The “Knowledgeable” Fisherman

The concept of knowledge has long been a topic for debate. Those who have taken a Philosophy class are familiar with the intense discussions among philosophers, each striving to outsmart their peers. This intellectual pursuit continues to this day, from academic settings to corporate boardrooms, and even among outdoor enthusiasts.

Consider a fly-fisherman, always trying to understand fish behavior on any given day. There are myriad variables, from cloud cover and temperature, to water level and insect activity, that influence a trout’s response to a fly. It’s a complex endeavor that many devote considerable time to.

For over 30 years, I have accumulated extensive knowledge about fly-fishing.
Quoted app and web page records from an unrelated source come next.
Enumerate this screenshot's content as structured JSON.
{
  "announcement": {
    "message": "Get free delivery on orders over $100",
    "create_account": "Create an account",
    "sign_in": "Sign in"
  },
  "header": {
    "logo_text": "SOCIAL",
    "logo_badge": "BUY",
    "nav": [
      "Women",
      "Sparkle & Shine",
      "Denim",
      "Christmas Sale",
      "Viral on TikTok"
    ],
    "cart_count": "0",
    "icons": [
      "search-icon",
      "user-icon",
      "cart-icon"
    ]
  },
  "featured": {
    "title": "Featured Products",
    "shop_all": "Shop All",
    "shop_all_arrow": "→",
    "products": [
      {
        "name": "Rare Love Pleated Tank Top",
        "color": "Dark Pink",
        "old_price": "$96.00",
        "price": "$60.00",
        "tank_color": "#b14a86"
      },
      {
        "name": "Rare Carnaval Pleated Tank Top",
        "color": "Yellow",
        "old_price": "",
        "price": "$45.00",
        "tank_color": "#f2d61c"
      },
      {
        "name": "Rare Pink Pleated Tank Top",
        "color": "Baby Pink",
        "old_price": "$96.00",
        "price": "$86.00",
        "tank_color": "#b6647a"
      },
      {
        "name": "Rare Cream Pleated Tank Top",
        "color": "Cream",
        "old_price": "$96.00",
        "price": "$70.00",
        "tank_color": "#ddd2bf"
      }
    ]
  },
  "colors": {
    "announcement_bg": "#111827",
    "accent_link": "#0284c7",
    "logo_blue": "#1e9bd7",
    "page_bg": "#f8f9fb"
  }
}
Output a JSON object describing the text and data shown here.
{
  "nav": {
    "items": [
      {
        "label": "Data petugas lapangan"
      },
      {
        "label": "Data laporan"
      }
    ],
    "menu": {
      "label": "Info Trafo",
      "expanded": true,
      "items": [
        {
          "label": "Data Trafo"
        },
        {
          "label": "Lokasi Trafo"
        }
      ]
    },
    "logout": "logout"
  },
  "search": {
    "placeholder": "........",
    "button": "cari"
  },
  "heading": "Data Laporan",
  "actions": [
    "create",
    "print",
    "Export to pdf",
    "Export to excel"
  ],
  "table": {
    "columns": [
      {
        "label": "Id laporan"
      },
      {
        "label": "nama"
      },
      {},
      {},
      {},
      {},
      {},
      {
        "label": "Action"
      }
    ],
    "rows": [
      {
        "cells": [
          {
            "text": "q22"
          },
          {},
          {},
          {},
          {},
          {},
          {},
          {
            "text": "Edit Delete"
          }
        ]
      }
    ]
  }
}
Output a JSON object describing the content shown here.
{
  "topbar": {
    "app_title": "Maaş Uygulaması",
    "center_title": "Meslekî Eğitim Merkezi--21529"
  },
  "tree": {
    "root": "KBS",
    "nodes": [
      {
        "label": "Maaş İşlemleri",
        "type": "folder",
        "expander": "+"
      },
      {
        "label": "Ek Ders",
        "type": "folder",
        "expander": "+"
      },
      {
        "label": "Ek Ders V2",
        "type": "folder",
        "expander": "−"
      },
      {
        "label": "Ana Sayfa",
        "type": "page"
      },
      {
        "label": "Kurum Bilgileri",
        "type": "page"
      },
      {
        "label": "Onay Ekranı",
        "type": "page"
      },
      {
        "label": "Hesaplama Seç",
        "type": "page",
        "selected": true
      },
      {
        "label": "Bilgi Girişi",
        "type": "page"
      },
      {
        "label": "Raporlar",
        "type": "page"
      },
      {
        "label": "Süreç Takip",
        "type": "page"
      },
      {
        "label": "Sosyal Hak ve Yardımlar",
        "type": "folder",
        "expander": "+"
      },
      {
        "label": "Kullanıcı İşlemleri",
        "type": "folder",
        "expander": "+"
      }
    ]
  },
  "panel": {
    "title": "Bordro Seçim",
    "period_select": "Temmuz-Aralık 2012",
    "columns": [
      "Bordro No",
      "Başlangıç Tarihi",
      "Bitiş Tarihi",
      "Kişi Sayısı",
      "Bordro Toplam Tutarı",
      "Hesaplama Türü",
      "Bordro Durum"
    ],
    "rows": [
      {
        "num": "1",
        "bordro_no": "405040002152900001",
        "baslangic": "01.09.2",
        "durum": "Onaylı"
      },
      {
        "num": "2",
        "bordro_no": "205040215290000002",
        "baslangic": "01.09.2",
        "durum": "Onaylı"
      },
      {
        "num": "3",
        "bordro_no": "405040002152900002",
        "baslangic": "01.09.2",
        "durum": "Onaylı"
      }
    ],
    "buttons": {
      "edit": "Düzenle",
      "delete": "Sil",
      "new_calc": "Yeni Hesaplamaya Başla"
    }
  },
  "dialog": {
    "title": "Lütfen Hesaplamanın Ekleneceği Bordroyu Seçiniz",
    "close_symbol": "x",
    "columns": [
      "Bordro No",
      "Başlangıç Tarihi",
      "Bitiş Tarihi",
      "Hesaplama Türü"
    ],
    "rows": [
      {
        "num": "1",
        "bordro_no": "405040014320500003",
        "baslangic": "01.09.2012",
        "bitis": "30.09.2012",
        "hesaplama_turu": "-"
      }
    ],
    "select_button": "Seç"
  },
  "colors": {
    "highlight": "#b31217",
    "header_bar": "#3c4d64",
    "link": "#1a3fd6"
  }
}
Some might say it’s not a sport due to the lack of competition. But anyone who has held a rod has felt a desire to catch more fish than their companions, whether they are friends or some random unassuming angler.

Every fisherman has glanced upstream and downstream to see if anyone witnessed their catch. It might not be a common occurrence, but we’ve all done it.

Whether it’s a sport or not, catching a trout with a fly requires knowledge. While beginners might get lucky on their first try, usually they succeed due to the advice of an experienced individual. This mentorship is essential to sustain the fly-fishing community and preserve this art.

So, what amount of knowledge makes one an expert in fly-fishing? I have days when I catch many fish, and days when I catch just a few.

And while most fishermen do possess the character flaw of lying, or at least bending the truth, I will admit I have had days where I have caught none.

Regardless of the number, it’s a joy to share my knowledge with others. I don’t aim to outshine other fishermen, but to learn from my mistakes.

There’s never a day of error-free fishing. This is how we learn – through failure.

The label “expert” doesn’t matter to me. What brings me joy is sharing my knowledge. If someone asks me questions, I’m happy to share my experiences.

When a fellow fisherman asks, “How’s the fishing?”, I’m more than willing to share my successes and failures.

Building a successful community has no room for egos. Our approach to sharing fishing knowledge can make the difference between being perceived as a “know-it-all” or a “humble practitioner” of the sport.

With all the mistakes I’ve made over the years, I can at least advise others on what to avoid.

Shopping Cart
Scroll to Top